From the entries that follow, copy each line in which "Frequency" appears.

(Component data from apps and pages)
______________________________

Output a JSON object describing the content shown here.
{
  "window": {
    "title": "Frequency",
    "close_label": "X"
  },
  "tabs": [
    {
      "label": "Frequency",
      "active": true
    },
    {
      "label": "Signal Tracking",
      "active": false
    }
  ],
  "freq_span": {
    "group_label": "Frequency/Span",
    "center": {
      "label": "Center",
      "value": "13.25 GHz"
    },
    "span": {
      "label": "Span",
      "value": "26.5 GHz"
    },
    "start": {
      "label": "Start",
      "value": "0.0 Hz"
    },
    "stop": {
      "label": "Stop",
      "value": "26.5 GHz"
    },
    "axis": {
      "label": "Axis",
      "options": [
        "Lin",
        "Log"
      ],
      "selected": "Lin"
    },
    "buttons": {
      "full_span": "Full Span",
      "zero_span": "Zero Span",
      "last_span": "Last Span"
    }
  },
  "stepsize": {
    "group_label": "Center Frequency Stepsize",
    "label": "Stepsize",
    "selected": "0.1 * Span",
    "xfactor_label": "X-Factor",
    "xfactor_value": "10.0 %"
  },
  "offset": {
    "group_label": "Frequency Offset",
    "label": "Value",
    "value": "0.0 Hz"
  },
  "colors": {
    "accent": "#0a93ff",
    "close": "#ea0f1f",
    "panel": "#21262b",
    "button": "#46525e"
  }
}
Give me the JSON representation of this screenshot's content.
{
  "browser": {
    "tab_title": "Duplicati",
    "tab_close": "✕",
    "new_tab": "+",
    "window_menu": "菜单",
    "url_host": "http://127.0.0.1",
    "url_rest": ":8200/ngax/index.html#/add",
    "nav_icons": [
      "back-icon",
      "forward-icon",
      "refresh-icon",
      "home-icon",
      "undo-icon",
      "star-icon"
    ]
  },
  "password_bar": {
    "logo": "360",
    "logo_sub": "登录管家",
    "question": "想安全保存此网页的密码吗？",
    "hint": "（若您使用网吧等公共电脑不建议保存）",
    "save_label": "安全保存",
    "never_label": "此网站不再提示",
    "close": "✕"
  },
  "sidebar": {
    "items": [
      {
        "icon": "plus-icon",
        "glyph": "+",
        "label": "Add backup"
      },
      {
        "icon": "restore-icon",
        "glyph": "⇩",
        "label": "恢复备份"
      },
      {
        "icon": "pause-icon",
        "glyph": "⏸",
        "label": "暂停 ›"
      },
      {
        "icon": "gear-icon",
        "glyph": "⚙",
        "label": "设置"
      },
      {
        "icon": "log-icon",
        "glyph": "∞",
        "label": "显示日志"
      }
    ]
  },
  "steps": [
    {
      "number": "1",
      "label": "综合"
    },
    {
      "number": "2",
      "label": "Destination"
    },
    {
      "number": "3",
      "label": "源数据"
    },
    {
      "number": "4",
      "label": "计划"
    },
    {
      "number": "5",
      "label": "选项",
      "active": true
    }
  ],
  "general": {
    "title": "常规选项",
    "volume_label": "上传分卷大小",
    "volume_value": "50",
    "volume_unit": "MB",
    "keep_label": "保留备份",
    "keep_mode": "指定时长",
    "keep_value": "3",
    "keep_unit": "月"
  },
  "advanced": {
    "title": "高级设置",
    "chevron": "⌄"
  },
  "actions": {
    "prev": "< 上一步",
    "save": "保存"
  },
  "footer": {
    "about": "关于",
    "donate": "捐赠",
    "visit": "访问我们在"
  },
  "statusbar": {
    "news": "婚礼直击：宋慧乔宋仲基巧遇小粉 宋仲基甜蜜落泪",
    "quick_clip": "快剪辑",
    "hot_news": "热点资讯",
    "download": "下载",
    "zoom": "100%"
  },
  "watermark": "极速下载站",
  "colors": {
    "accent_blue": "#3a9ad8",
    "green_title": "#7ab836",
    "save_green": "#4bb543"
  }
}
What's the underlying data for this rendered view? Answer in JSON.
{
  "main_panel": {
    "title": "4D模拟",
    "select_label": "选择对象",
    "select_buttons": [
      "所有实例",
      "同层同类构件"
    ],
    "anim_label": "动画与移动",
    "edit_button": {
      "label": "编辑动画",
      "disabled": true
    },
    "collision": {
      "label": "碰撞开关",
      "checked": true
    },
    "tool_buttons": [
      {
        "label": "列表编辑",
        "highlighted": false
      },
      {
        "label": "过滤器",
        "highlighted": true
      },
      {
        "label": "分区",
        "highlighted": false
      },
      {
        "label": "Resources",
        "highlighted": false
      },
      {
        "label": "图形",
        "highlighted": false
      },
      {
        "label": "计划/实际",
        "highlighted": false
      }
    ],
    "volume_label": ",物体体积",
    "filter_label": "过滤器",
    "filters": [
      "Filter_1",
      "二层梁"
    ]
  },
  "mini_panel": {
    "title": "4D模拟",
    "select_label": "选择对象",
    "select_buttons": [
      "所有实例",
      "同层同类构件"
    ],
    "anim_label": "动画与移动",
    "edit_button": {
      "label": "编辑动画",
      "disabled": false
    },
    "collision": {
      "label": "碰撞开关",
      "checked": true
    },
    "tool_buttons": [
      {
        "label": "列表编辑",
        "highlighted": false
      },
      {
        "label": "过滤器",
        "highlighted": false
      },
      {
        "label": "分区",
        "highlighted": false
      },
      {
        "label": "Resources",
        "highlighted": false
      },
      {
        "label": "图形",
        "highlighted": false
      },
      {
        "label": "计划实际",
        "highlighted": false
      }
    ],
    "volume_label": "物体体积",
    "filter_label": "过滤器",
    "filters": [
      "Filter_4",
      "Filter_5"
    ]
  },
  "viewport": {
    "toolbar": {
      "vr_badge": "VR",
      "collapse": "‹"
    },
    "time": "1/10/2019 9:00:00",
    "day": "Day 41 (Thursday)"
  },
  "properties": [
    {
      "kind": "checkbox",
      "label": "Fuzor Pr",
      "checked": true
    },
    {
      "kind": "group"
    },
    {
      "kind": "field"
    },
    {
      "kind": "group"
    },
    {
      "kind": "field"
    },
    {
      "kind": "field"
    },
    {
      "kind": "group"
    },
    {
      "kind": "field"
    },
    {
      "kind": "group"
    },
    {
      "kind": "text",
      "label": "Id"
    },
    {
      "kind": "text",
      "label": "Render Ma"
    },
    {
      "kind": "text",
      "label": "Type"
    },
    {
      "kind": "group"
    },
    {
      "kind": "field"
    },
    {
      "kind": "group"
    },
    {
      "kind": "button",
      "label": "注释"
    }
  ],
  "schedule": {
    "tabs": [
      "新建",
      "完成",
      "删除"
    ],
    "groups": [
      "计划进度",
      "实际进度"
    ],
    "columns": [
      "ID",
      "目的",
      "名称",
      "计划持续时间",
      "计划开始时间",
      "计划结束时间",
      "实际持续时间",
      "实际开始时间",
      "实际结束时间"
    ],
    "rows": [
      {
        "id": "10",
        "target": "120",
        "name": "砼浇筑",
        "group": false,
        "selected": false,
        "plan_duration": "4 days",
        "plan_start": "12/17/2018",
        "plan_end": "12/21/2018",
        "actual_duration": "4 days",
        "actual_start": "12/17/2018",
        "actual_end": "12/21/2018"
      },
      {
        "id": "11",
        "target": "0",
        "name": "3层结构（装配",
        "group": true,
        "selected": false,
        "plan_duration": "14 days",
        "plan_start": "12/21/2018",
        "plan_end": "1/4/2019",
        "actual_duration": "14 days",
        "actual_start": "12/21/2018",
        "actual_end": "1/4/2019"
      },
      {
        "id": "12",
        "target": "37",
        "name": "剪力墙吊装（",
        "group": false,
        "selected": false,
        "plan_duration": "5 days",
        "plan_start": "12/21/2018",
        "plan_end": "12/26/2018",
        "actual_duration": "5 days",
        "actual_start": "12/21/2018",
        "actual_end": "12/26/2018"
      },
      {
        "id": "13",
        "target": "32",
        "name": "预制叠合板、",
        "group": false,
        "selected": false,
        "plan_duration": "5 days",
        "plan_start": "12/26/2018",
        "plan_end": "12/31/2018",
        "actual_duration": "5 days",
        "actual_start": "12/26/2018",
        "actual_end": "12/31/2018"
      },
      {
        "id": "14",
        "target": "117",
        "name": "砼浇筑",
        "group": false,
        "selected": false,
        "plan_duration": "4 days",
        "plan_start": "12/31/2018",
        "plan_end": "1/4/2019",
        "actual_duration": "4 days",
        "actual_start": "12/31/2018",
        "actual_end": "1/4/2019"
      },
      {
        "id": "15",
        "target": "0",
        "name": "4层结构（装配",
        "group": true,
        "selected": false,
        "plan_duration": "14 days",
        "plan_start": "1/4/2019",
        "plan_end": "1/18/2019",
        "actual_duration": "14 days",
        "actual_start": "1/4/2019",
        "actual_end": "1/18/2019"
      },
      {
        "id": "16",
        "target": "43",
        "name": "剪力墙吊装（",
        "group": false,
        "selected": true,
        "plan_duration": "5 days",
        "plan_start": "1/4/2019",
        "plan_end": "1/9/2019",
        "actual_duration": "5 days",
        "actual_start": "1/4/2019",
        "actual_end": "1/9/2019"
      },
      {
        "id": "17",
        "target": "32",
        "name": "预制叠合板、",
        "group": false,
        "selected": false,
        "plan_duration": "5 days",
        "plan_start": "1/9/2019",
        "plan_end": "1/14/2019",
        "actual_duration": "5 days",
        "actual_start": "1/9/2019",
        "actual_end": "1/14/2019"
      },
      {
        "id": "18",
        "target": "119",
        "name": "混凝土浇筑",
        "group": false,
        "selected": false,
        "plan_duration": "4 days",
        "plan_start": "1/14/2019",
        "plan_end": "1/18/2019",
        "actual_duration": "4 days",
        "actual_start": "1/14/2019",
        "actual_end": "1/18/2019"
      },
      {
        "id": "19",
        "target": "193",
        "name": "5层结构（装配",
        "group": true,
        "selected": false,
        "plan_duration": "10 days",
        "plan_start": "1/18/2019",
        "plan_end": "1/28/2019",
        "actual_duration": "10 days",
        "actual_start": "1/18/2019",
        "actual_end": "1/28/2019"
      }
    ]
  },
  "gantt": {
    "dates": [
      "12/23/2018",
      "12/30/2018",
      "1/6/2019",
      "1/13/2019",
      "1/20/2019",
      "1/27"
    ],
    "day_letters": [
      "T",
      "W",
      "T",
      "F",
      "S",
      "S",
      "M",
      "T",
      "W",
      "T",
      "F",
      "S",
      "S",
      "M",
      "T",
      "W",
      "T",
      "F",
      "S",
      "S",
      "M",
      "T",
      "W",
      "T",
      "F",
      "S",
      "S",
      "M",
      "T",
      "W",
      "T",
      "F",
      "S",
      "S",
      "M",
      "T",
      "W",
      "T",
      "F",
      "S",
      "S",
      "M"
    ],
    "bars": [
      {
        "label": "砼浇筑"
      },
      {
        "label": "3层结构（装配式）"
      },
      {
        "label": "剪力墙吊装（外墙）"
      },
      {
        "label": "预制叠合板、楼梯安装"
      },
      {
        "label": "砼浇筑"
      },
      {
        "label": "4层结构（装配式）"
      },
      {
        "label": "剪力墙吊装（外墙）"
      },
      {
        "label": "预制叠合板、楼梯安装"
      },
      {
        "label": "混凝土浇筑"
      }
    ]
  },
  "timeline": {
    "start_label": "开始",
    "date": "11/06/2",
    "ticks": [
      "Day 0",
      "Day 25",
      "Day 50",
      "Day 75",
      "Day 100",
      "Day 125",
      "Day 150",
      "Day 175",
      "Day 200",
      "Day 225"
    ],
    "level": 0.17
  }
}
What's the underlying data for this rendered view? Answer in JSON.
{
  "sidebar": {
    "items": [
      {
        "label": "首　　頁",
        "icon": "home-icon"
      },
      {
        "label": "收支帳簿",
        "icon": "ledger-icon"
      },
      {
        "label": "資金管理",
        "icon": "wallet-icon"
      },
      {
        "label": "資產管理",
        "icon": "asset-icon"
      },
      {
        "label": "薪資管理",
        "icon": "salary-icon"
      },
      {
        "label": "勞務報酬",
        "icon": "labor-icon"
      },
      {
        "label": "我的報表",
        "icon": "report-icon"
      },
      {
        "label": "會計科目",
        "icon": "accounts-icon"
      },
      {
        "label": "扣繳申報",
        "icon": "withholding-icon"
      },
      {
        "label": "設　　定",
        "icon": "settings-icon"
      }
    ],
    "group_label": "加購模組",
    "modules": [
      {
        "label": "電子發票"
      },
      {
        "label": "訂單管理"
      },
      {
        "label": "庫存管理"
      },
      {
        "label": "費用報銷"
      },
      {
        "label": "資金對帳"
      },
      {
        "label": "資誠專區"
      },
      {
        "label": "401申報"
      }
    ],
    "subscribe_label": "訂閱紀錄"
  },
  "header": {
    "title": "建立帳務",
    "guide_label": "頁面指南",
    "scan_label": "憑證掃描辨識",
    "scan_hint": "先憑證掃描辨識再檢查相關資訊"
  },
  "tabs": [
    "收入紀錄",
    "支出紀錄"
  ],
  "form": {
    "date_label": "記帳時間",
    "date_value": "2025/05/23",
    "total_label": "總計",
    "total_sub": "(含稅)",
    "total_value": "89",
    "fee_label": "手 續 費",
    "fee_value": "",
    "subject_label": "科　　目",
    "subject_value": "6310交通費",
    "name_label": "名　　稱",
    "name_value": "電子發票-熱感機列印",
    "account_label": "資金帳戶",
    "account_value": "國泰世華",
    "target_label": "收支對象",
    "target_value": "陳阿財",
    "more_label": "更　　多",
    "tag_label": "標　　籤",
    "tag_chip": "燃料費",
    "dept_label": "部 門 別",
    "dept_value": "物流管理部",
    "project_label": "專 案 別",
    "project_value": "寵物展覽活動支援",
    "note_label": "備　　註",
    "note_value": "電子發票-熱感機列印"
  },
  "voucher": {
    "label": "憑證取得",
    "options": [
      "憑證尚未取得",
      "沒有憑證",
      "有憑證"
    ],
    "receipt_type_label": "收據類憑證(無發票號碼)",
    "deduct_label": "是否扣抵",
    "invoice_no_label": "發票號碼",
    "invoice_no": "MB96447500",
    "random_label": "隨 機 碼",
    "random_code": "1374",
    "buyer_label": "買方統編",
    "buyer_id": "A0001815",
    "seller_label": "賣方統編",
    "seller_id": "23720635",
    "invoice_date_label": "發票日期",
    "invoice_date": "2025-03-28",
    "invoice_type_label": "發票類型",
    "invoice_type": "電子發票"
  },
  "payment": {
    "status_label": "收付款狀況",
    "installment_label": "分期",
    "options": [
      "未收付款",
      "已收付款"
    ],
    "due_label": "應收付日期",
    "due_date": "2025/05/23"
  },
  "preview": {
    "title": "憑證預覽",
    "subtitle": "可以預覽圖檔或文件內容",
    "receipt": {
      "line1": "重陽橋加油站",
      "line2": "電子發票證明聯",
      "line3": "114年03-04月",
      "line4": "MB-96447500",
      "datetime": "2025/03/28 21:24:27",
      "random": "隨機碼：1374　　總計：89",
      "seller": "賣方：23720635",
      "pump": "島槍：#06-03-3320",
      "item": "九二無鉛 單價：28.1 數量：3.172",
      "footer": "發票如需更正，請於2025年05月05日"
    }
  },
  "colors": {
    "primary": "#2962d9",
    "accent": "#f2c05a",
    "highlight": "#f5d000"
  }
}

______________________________

→ Response area
    "title": "Frequency",
      "label": "Frequency",
    "group_label": "Frequency/Span",
    "group_label": "Center Frequency Stepsize",
    "group_label": "Frequency Offset",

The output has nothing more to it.